The Man Called Flintstone is a 1966 American animated musical comedy film produced by Hanna-Barbera Productions and released by Columbia Pictures. It was the second Hanna-Barbera feature, after Hey There, It's Yogi Bear! (1964). The film is a theatrical spin-off of the 1960-66 television series, The Flintstones, and is a swan song of the TV show, made immediately following the end of production on the series. The working title of the film was That Man Flintstone, with the film poster featuring Fred in the same pose of the Bob Peak poster for Our Man Flint. The film is a parody of the James Bond films.
This film was the first feature film voice role for Betty Rubble's voice actress Gerry Johnson.
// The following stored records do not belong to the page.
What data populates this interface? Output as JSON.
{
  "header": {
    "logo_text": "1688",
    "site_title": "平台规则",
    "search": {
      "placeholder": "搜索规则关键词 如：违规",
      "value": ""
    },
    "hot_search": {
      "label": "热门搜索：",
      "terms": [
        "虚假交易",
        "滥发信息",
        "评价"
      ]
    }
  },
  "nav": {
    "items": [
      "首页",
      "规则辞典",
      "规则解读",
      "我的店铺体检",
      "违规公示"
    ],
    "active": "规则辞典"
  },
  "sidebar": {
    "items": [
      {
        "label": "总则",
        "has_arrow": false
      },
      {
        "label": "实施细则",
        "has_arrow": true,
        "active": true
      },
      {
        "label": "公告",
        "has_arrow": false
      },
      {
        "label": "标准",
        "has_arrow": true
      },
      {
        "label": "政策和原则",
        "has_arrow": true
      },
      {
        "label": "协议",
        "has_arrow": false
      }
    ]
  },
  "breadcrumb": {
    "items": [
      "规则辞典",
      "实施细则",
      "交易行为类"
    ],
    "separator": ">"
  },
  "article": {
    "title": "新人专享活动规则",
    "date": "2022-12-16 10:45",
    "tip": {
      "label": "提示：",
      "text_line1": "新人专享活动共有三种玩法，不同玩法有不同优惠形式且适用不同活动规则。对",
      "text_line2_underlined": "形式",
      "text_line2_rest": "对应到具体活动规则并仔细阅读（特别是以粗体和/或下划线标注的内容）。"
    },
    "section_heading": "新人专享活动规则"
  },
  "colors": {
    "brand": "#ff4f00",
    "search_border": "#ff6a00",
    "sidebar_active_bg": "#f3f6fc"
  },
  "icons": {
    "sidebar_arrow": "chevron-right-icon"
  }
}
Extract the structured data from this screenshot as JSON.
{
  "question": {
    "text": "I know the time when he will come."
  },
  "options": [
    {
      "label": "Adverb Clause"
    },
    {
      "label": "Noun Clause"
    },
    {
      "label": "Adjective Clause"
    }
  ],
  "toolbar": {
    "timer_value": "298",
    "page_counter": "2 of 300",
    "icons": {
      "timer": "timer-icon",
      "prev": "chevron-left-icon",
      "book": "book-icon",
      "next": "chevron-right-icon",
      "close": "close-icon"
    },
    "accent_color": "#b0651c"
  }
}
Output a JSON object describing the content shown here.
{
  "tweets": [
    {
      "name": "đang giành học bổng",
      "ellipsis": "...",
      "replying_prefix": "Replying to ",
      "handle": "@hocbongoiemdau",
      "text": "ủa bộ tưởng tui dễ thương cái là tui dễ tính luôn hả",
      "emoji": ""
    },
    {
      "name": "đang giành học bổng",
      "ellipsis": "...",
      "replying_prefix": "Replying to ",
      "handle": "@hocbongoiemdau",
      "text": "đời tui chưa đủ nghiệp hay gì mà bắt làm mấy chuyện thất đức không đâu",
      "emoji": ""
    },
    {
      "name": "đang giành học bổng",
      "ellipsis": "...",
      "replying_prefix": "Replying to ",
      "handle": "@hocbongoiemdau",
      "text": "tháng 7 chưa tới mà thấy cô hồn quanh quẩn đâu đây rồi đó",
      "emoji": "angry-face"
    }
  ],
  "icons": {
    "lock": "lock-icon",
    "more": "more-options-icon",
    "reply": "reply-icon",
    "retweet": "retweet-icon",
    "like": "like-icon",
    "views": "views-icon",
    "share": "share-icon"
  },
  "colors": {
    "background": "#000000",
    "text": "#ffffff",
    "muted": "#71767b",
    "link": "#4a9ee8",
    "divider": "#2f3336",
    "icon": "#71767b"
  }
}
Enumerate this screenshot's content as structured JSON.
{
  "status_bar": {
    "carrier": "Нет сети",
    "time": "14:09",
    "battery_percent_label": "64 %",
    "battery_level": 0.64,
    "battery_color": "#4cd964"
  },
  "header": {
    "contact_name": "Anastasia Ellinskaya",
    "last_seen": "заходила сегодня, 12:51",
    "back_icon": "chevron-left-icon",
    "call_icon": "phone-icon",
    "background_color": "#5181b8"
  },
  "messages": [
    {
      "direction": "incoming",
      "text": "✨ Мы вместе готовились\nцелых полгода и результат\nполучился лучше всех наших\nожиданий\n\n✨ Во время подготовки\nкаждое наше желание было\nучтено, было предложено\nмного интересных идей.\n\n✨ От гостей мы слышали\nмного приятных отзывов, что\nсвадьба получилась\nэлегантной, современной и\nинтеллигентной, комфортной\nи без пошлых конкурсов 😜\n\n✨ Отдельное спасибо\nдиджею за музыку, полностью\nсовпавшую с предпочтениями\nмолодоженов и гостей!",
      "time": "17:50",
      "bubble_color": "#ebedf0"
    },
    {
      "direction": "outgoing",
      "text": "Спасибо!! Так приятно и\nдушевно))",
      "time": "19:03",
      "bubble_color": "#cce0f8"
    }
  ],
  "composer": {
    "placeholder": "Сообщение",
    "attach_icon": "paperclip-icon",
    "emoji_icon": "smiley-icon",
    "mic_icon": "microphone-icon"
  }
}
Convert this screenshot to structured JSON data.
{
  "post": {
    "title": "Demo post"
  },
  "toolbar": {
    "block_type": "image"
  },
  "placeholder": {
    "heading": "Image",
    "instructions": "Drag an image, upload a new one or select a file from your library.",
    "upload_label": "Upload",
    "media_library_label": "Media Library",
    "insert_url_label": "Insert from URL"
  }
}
Additionally, it marked the first voice work of Henry Corden, who supplied Fred's singing voice, and would go on to fully assume the role of Fred after Alan Reed's death in 1977.
While the film includes numerous musical interludes, including one song performed by Louis Prima, the popular theme song from the show itself is not used. However, plots from several episodes of the TV series are used, including an episode in which Fred becomes involved in a spy caper spoofing Goldfinger, and another in which he encounters JL Gotrocks, the world's richest man, and his exact double.
Starring[edit | edit source]
Also Starring[edit | edit source]
Featuring the Voices of[edit | edit source]
- Jean Vander Pyl as Wilma Flintstone, Pebbles Flintstone
- Gerry Johnson as Betty Rubble
- Don Messick as Ali and Various Voices
- Janet Waldo as Roberta and Various Voices
- Paul Frees as Triple X, Green Goose, Bobo, Rock Slag, Mario
- Harvey Korman as Chief Boulder
- John Stephenson as George Slate and Various Voices
- June Foray as Tanya
Uncredited[edit | edit source]
- Mel Blanc as Dino